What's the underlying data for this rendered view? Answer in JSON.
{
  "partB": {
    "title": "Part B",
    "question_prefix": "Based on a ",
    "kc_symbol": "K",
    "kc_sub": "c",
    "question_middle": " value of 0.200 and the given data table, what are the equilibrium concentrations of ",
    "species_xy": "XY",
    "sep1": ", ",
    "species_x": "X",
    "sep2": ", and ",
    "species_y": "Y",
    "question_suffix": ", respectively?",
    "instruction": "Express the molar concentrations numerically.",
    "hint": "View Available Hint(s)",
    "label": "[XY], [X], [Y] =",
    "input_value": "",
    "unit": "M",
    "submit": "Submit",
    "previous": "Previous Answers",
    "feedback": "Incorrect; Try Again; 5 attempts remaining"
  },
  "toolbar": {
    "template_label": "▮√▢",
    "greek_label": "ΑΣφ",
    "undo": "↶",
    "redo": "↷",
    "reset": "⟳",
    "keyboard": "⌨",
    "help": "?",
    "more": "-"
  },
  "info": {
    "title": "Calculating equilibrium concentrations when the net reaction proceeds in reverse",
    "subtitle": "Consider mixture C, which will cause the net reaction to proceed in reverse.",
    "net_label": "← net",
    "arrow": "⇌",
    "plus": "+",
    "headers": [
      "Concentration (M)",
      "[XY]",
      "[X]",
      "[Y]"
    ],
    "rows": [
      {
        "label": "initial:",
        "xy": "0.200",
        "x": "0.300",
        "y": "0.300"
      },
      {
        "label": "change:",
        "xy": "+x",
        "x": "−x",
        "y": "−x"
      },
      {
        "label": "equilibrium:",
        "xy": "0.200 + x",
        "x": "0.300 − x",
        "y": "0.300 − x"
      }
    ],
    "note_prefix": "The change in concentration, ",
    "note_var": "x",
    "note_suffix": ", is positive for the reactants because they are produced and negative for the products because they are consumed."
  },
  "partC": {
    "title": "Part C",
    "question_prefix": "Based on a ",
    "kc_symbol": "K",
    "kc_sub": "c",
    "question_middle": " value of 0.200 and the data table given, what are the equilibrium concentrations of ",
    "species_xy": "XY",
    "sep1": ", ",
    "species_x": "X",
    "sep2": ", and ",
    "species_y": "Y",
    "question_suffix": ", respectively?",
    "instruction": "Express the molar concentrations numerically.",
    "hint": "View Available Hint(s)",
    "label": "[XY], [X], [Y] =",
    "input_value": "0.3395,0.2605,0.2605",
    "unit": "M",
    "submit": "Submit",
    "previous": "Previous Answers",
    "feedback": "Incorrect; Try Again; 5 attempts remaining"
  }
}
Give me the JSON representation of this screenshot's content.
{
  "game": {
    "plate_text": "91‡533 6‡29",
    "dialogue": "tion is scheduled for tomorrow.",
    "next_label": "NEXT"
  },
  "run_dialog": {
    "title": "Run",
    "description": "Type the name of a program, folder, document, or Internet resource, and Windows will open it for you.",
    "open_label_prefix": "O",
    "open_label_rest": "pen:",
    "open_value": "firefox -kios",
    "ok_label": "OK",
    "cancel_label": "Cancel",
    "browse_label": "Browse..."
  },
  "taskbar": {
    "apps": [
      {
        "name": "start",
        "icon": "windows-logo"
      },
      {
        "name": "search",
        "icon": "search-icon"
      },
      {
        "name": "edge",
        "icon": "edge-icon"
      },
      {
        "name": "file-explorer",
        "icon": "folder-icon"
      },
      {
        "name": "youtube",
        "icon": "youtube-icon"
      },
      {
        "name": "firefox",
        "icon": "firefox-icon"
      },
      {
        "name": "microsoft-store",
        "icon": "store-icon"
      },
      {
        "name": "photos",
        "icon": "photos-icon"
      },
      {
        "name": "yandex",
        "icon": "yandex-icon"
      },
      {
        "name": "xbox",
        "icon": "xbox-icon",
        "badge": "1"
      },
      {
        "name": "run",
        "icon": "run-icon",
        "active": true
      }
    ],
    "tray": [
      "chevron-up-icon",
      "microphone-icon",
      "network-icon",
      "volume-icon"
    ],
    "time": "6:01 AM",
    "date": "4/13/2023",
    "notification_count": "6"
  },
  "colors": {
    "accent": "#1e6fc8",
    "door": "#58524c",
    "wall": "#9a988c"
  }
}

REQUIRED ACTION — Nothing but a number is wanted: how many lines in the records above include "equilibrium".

RESPONSE TO THE EXERCISE — 4